Church of England bishops who tweeted about Dominic Cummings’ alleged breach of lockdown rules were motivated by the need to “uphold the principle of truth”, a senior bishop has said.
The Rt Revd Dr David Walker, Bishop of Manchester, faced questions on whether it was appropriate for members of the church to post about the Prime Minister’s chief adviser on social media.
At a meeting of the General Synod, which gathered virtually due to the Covid-19 pandemic, Dr Walker said that it was important to “speak out” in times of division.
A number of representatives from the church condemned Boris Johnson for standing by his top aide over a trip from London to County Durham during the national lockdown.
When asked about the social media posts, Dr Walker said: “I think in this particular instance, bishops’ tweets were a contribution to discussion that was pretty much of national importance.
“I think it was headline news for several days. Those tweets were, as I understand it, motivated particularly by a deep conviction of the need to uphold the principle of truth in public life.
“I think we would do well to remember that when our esteemed colleague Desmond Tutu in South Africa headed up a commission following the apartheid, it was called ‘truth and reconciliation’.
“And truth and reconciliation have to go together. Without truth, it’s very hard to achieve reconciliation.”
Dr Walker told the assembly that social media guidelines must not interfere with the ability of representatives from the church to make “appropriate contributions on matters of very high public importance”.

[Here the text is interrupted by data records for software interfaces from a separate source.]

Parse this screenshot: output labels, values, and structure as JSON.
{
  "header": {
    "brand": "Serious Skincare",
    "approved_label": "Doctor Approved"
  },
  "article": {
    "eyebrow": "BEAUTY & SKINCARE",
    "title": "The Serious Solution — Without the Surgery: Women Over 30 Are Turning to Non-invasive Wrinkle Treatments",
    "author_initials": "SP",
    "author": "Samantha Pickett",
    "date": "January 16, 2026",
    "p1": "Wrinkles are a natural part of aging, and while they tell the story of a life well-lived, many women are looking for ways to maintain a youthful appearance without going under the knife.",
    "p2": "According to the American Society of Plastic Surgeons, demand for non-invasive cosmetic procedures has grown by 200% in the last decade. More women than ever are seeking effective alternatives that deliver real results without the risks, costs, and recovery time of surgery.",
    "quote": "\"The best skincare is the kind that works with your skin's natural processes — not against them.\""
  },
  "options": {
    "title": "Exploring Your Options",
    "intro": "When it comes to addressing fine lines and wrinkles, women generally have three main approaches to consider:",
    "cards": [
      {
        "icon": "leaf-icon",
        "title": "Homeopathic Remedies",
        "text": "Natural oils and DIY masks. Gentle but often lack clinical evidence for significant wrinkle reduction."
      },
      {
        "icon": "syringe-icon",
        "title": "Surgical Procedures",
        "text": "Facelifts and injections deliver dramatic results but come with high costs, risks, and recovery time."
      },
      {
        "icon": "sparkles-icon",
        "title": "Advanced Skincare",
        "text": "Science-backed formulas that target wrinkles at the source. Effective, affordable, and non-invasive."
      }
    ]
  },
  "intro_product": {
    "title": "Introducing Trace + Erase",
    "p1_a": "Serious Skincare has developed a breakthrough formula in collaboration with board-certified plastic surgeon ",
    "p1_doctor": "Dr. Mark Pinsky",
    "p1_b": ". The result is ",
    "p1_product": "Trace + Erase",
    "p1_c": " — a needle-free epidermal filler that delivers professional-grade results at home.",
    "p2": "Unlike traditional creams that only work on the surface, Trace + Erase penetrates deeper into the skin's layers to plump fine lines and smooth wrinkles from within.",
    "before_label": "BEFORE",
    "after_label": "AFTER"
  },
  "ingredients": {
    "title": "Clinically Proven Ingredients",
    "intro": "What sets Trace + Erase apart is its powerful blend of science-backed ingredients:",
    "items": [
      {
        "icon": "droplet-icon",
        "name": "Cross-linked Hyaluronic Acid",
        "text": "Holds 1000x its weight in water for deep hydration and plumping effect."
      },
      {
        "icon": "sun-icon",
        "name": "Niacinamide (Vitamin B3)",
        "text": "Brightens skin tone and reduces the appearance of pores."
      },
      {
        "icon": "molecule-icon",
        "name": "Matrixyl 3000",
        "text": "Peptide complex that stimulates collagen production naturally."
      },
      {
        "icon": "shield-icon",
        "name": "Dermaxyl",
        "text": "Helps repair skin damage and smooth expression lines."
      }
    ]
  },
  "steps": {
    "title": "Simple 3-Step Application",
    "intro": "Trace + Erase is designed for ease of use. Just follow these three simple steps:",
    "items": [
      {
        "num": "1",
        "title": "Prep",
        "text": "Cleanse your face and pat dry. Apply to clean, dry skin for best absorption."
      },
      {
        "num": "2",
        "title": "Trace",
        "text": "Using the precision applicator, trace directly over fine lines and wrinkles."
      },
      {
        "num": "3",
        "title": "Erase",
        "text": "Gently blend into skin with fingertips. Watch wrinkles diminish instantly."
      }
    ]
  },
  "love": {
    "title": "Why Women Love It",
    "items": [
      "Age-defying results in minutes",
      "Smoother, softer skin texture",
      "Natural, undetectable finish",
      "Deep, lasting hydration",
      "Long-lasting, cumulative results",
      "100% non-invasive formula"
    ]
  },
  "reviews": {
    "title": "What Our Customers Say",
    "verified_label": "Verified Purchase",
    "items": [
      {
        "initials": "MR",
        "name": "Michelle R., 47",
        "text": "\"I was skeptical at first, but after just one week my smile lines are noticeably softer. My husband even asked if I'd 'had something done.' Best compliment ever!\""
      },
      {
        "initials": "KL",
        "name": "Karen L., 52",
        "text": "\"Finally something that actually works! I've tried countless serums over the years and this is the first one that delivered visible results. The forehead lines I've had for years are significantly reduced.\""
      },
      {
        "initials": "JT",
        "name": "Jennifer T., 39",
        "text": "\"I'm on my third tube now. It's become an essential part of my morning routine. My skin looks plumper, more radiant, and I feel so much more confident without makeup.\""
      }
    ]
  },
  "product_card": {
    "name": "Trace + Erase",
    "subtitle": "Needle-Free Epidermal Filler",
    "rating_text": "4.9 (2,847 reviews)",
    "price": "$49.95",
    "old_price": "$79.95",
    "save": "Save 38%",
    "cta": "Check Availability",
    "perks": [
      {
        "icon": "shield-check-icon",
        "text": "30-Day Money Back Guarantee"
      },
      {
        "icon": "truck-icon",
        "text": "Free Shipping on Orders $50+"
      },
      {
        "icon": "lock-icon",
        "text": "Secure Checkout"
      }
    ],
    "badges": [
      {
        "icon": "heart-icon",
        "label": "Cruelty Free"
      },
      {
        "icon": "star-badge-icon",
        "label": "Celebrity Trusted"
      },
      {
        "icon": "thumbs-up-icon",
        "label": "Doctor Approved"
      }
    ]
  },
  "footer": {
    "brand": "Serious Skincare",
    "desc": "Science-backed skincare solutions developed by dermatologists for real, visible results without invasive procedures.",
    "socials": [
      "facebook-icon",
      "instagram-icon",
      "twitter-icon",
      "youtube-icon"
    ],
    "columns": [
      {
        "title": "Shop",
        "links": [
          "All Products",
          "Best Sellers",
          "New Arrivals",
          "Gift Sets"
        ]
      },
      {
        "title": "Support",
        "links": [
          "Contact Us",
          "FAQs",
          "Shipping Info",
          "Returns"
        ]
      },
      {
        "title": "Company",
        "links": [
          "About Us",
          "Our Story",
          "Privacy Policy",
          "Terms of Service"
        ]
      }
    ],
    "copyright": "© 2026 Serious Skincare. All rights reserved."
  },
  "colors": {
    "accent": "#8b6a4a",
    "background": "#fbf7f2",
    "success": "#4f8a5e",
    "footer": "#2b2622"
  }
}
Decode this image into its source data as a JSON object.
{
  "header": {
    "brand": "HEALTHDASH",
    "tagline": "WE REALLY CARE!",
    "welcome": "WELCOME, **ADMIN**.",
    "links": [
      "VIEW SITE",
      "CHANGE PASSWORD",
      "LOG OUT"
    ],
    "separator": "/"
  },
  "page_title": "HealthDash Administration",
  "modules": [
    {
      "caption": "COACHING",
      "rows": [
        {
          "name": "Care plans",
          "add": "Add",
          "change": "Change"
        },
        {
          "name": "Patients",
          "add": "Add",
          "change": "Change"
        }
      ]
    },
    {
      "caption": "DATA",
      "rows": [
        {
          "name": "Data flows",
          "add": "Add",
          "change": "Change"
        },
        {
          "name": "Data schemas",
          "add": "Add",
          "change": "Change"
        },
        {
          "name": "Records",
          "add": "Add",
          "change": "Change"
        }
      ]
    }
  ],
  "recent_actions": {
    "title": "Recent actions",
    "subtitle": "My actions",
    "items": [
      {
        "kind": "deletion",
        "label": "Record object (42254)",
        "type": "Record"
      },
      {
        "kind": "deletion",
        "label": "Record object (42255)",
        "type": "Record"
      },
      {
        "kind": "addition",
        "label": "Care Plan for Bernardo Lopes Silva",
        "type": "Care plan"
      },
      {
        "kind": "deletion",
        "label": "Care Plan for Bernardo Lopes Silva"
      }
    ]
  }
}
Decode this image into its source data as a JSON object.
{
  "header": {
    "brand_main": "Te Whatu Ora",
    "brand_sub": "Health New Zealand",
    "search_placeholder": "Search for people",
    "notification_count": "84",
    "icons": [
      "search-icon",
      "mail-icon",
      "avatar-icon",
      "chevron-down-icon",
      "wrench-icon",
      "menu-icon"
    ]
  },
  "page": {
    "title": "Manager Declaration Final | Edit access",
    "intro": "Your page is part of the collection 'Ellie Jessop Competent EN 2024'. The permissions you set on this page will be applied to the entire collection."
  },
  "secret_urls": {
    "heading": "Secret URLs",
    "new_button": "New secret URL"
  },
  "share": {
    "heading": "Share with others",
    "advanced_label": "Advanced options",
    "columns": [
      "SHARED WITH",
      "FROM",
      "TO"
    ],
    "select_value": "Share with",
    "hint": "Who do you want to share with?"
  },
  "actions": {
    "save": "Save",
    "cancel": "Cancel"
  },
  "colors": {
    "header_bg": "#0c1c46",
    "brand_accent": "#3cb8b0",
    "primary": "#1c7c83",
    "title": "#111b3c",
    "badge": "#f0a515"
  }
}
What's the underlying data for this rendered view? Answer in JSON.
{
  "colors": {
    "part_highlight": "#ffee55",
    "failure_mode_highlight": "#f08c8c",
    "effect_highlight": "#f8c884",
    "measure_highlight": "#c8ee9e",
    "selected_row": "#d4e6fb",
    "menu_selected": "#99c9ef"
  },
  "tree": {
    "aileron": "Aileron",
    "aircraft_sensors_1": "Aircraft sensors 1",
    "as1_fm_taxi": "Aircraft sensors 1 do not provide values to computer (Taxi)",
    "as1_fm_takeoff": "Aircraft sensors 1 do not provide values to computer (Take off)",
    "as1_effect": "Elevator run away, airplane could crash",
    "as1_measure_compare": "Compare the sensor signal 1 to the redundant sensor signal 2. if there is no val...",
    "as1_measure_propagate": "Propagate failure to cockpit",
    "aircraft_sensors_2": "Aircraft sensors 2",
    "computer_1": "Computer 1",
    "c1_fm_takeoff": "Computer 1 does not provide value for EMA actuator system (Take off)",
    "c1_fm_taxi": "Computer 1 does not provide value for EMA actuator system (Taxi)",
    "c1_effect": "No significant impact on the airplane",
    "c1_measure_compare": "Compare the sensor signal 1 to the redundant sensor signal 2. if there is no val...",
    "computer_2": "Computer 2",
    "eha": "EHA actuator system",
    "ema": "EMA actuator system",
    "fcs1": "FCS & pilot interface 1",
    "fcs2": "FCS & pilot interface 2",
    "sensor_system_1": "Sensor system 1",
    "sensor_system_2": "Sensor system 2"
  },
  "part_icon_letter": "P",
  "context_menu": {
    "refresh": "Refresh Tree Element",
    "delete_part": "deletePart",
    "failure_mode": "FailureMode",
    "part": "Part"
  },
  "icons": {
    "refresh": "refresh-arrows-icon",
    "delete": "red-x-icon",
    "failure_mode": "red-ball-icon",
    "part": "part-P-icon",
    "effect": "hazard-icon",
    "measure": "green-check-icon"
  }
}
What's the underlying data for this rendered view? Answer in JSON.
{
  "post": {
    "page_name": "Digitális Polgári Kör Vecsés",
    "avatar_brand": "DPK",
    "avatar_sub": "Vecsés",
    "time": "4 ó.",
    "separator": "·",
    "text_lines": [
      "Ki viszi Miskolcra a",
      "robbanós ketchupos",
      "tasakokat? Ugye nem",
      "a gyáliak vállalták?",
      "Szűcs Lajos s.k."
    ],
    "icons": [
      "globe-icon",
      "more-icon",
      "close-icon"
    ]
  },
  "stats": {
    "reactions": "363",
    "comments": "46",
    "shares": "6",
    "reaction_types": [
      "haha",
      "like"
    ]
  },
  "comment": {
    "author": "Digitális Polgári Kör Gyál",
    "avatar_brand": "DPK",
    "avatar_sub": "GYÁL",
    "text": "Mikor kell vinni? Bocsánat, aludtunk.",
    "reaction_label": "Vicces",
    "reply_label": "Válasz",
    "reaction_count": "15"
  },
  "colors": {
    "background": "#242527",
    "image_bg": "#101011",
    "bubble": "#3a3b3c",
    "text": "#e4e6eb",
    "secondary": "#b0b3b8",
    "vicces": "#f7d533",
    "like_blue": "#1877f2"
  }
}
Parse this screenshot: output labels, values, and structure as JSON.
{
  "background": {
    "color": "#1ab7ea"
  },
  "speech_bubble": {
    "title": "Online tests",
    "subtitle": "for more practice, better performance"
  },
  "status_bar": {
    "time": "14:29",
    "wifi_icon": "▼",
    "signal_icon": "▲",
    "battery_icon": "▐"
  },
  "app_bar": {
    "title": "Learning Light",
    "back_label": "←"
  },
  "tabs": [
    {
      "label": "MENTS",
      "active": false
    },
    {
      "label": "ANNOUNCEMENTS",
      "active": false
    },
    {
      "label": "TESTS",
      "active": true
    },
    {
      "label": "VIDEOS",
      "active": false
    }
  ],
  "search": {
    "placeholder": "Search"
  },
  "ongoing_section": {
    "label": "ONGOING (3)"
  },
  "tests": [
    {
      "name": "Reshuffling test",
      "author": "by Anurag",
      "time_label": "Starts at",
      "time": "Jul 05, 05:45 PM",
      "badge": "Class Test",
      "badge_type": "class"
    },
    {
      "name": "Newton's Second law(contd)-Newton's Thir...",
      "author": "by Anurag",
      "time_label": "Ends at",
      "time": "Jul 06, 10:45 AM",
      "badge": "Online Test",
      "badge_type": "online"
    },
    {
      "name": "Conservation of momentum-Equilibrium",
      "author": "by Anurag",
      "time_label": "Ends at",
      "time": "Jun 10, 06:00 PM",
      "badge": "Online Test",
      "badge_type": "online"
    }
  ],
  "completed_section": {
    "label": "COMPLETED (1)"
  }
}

In a second follow question, Dr Walker was asked if serving bishops would be encouraged to reflect on whether, during times of division, a policy of “silence” would be better than “posting judgements” on social media.
Members of General Synod are meeting online from 10.30am. Watch live: https://t.co/8OEEt9djuh
— General Synod (@synod) July 11, 2020
“I think what we have found is that, in recent months, the social media platforms have been very crucial way in which the church is able to get across its messages around Covid-19 to share the Christian message more generally,” he responded.
“I think in the time of division, perhaps sometimes times of division are times when it is important to speak out.
“And I trust that bishops judiciously determine whether it’s appropriate on a particular issue to speak or to remain silent.”
Some of the church’s most senior bishops reported receiving hate mail and death threats after speaking out on the matter.
‘Stay out of politics or it will be the death of you’ was one of the emails I received today. Thank you to those who have sent supportive messages. https://t.co/OzB1PLuMtD
— Helen-Ann Hartley (@h_ahartley) May 25, 2020
Bishop of Worcester John Inge tweeted that he received an email warning “stay out of politics or we’ll kill you” after he criticised Mr Johnson’s “risible defence” of Mr Cummings.
Helen-Ann Hartley, the bishop of Ripon, reported a similar threat, posting: “‘Stay out of politics or it will be the death of you’ was one of the emails I received today. Thank you to those who have sent supportive messages.”